**WHAT YOU HAVE TO DO:** Report how many lines in the entries below have the word "text" in them, and give no other words.

----- EXERCISE DATA

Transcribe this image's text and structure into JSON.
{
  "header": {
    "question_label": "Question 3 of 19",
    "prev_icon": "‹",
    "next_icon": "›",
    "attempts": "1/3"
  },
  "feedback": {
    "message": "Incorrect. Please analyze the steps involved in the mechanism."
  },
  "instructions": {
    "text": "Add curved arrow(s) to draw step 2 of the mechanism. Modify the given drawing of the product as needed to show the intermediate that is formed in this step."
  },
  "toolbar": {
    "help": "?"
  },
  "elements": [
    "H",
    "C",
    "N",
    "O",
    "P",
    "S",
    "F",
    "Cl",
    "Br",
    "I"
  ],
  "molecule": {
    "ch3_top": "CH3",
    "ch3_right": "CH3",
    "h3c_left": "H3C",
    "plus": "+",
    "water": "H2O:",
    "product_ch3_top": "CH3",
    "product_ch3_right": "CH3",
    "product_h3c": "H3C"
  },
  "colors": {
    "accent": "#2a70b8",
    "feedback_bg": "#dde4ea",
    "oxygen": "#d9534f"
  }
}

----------

**WORKED SOLUTION:** 2